One of the sources listed is the following from the "England, Kent, Parish Registers, 1538-1911," database with images, FamilySearch ( : 20 May 2014), Kent > Goudhurst > Marriages 1754-1792 > image 14 of 59; Kent Archives Office, Maidstone.

This record says that William Tarbut was from the Marden parish. However, the genealogist's record states that he was born in Cranbrook about seven miles away. None of these distances are a concern, but Cranbrook and Marden are two different parishes in Kent, England. Was he born in Marden or Kent. By the way, there are many sources attached to this particular person. One shows the following:

Did William Tarbut marry Mary Boorman or Elizabeth Balcomb or both? A search on shows that there are 1,445 William Tarbutt records in their records for Kent, England and 53 of those records, with the same name, have events recorded within two years of the estimated date for our William Tarbutt to have been born. has no birth records for that time period for Marden, Kent, England, but does have several marriage records including the one shown above. But there are several other marriages listed for men with the name William Tarbutt.

Further research does not clarify the situation. But here the illustration is used to show the importance of the exact location where certain events occurred. This is an either/or situation since the William Tarbut who marries Elizabeth Balcomb in 1778 cannot be the same as the one who married Mary Boorman in 1763 because Mary Boorman was still alive until 1777 however, there is no death record cited for Mary Boorman Tarbutt. To add to the confusion, the child of William Tarbutt who is supposedly my ancestor is recorded as Elizabeth Tarbutt, b. 17 December 1766 in Benenden, Cranbrook, England. However, Benenden and Cranbrook are really two different parishes not parts of the same place. There is a birth record showing where Elizabeth was christened.
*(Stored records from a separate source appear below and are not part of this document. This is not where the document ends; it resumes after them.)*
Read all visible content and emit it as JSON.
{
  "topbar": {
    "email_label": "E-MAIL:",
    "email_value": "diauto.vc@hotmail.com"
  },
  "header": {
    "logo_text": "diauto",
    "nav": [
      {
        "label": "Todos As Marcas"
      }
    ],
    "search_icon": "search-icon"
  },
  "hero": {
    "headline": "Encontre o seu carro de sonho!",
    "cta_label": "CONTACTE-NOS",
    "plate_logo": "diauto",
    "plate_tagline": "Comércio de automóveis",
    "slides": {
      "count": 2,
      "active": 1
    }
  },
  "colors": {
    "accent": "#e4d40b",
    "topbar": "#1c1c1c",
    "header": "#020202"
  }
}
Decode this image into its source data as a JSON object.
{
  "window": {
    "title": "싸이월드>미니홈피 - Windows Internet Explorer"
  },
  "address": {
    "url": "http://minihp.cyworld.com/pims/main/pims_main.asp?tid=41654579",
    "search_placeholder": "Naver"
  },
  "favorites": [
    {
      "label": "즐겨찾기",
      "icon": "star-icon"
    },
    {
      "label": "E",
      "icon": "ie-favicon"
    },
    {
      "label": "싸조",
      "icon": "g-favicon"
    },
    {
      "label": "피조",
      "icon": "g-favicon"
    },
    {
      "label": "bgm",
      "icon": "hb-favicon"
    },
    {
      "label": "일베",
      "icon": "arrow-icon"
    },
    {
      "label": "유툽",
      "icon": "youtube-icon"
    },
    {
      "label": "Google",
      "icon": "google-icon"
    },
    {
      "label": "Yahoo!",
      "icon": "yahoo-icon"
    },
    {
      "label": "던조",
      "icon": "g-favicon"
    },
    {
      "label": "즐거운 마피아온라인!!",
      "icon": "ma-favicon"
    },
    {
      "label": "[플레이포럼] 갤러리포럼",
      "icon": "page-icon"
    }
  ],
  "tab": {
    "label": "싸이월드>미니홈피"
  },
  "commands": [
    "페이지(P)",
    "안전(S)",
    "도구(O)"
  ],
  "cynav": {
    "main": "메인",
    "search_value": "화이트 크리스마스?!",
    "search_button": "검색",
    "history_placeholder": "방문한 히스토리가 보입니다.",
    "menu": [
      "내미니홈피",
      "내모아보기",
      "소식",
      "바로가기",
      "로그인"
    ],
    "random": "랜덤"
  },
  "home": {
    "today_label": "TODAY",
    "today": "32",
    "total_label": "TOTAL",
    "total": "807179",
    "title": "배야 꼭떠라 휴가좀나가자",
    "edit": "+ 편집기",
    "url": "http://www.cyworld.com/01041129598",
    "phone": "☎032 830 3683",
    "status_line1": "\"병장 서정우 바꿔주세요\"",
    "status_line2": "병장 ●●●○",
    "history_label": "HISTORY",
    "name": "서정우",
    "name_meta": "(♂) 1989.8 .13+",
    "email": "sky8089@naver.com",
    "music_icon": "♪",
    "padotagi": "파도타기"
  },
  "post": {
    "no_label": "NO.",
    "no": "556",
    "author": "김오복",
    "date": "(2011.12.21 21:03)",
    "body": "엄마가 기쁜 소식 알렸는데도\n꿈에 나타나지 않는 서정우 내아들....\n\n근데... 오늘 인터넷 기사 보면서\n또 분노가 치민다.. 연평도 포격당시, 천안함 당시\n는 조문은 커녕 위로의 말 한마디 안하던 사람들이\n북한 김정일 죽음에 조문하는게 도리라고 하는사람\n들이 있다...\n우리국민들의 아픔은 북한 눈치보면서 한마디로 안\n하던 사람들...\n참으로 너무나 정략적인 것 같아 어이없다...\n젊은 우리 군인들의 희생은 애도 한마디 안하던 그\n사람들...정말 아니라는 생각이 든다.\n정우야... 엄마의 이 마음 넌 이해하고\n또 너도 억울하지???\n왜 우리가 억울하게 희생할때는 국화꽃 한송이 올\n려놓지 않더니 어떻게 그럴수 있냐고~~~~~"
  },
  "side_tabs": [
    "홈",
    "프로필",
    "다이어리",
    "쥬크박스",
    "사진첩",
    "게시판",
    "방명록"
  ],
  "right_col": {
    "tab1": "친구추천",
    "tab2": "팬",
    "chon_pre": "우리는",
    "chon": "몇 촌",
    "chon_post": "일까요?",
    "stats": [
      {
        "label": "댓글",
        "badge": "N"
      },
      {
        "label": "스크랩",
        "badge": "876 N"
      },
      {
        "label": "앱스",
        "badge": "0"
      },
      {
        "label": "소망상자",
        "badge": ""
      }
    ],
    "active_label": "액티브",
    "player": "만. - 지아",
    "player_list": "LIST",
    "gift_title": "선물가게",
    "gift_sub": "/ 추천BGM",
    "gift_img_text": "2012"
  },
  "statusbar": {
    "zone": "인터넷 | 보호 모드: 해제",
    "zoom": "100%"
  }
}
So, it may be that we have the right William Tarbutt but there is still a doubt because of the contradiction in the marriage record. The only way to unravel these types of problems is to focus on the locations of the events. In this case, it may be necessary to resort to microfilm records in addition to the online records. 

No comments:

Post a Comment